Tuesday, June 20, 2006

Looking Down the Barrel of a Gonk

EDIT: This experiment is about one second off, because the stereo I was using inserted a pause that long before the CD began playing. Just thought you should know.



Star Wars (1995 "Faces" VHS).


Paul's Boutique by the Beastie Boys, a record I tried spinning last November with Return of the Jedi (link). I think it's safe to say that this album is the artistic pinnacle of the Beastie's career, isn't it? They'd go on to produce some great material in the future, but in terms of crafting an amazing album from start to finish, Boutique pretty much takes the cake.


- The line "threw my man in the tank" in "High Plains Drifter" is heard right after R2-D2 has been sucked up into the sandcrawler.

- MCA (I think) makes a clicking noise in "Hey Ladies" that coincides with Luke popping off R2-D2's restraining bolt.

- The line "the gift of gab is the gift that I have" in "Hey Ladies" is heard as Luke strikes up the conversation with his Uncle at the dinner table.

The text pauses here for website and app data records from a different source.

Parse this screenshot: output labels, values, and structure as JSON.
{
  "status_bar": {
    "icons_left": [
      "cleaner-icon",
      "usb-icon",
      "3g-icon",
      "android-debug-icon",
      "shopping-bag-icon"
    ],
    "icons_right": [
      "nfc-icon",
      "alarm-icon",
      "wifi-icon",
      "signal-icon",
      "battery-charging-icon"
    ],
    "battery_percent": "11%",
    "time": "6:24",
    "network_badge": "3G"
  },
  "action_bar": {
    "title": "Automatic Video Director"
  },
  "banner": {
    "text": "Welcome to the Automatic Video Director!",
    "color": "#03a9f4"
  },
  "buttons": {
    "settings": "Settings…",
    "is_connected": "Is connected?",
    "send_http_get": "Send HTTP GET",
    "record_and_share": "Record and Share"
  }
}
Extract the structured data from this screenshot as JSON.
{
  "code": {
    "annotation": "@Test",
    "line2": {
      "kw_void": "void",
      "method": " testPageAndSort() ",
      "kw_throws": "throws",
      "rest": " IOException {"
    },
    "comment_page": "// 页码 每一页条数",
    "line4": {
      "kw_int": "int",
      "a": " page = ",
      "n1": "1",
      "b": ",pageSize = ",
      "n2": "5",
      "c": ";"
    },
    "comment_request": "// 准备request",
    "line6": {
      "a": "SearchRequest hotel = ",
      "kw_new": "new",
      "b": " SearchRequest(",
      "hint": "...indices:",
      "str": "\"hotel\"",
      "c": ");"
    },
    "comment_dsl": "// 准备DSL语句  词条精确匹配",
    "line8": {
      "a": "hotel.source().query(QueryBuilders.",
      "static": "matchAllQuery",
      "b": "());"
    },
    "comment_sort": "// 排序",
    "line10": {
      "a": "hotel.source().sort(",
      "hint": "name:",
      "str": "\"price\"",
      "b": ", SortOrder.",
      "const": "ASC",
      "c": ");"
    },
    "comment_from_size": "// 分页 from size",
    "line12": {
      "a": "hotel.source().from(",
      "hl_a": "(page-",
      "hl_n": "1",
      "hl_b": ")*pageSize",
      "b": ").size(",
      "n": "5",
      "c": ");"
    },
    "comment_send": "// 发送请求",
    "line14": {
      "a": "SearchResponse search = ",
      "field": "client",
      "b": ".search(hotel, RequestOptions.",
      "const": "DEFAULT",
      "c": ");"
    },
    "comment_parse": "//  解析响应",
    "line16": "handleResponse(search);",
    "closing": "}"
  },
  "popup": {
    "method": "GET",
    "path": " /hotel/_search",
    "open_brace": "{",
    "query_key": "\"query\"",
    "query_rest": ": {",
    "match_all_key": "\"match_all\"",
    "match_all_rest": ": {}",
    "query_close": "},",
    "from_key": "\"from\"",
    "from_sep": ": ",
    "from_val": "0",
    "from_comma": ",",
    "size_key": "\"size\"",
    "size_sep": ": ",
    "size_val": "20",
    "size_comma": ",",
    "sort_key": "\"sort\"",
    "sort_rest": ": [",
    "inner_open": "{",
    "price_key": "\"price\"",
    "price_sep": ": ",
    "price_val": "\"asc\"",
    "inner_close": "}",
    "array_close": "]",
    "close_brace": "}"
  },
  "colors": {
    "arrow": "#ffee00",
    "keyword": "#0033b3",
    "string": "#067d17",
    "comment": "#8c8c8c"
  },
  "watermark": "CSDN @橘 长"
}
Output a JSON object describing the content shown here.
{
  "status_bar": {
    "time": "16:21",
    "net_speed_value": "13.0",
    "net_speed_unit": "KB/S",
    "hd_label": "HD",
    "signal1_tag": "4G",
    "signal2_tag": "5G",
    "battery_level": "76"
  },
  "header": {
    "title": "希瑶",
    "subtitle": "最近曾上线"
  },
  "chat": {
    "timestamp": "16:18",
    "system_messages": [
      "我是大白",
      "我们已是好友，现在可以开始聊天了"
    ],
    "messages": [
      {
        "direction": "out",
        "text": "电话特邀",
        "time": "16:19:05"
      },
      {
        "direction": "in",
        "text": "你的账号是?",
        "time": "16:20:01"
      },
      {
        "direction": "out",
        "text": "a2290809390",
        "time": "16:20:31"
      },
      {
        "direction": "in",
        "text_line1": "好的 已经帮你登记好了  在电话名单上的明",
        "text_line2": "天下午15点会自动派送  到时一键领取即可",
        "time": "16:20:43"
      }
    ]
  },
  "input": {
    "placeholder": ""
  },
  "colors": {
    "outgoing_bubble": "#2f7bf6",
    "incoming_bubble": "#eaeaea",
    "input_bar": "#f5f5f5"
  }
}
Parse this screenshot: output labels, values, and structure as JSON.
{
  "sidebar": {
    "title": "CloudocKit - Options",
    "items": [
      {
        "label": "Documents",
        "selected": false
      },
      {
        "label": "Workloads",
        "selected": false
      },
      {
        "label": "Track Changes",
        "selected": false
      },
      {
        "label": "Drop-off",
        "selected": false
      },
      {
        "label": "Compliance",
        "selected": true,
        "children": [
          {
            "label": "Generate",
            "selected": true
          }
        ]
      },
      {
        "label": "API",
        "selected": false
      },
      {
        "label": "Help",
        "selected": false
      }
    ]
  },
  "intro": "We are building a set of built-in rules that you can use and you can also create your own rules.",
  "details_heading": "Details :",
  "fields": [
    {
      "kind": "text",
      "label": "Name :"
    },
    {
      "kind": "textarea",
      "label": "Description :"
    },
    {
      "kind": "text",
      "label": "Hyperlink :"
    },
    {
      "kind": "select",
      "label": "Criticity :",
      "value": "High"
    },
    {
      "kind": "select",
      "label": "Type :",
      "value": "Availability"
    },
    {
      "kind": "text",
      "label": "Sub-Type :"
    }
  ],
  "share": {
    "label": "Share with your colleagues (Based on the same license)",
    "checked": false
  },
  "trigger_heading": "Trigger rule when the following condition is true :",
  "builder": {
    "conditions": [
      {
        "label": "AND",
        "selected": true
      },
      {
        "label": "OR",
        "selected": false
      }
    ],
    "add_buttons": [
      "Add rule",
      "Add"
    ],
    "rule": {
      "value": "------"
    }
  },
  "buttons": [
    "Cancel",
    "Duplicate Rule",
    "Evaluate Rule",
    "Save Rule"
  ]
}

- The Tusken Raider attacks Luke as the phrase "expressing my aggression" is heard in "Looking Down the Barrel of a Gun."

- A weird scratching noise is heard during one of the parts of "B-Boy Bouillabaisse"; that noise coincides with Ponda Baba angrily making noises at Luke in the cantina (it almost sounds like his actual voice in the film).


If you peeped the Jedi experiment I linked in the album description, you may have noticed the first synch in that one is the keyboard noodling in "To All The Girls" beginning the same time the Star Wars logo appears. All these movies have identical openings, right? So why didn't that synch happen in today's experiment? Well, it probably did. The volume was down way too low on my headphones when I started this one, so I think I missed it.

That's one of the drawbacks to Paul's Boutique - it starts with a fade in, and you can never be sure if it's at the right volume until you're about halfway through the first track. I hate albums that do that. Hey albums, stop doing that! It's annoying!

But I digress. Here's a cool site to check out if you've ever wondered where a particular sample on Paul's Boutique came from:

Paul's Boutique Samples and References.

All kinds of fascinating info. There's, like, a ton of Beatles samples I never noticed before. Guess that was their sly FU to Michael Jackson. You know, 'cause he used to own all the Beatles songs back in the eighties and wouldn't let the Beasties cover "I'm Down" on Licensed to Ill. I don't know why. Probably just felt like being a dick. All I know is that while you may have needed permission to cover a song back then, you sure as hell didn't need permission to sample one (you also didn't have to pay anyone for it). So it looks like the Boys used their sophomore effort to get their just desserts.

Of course, that's all changed now. Today, if I wanted to sample Tiny Tim on my hard-hitting hip-hop street anthem, I'd have to contact Tim's estate and request permission. If they said yes, I'd have to agree to pay them a small royalty every time someone bought my groundbreaking debut album - not to mention every time the blazin' joint in question was played on the radio or used in a movie or television show. It's almost not worth it.

No, the world must hear "Tiptoe Thru the Tizulips '06." I'll lock myself in my beat shack tonight after work and I won't rest until the bass is kickin' and the rhymes is stank.


Post a Comment

<< Home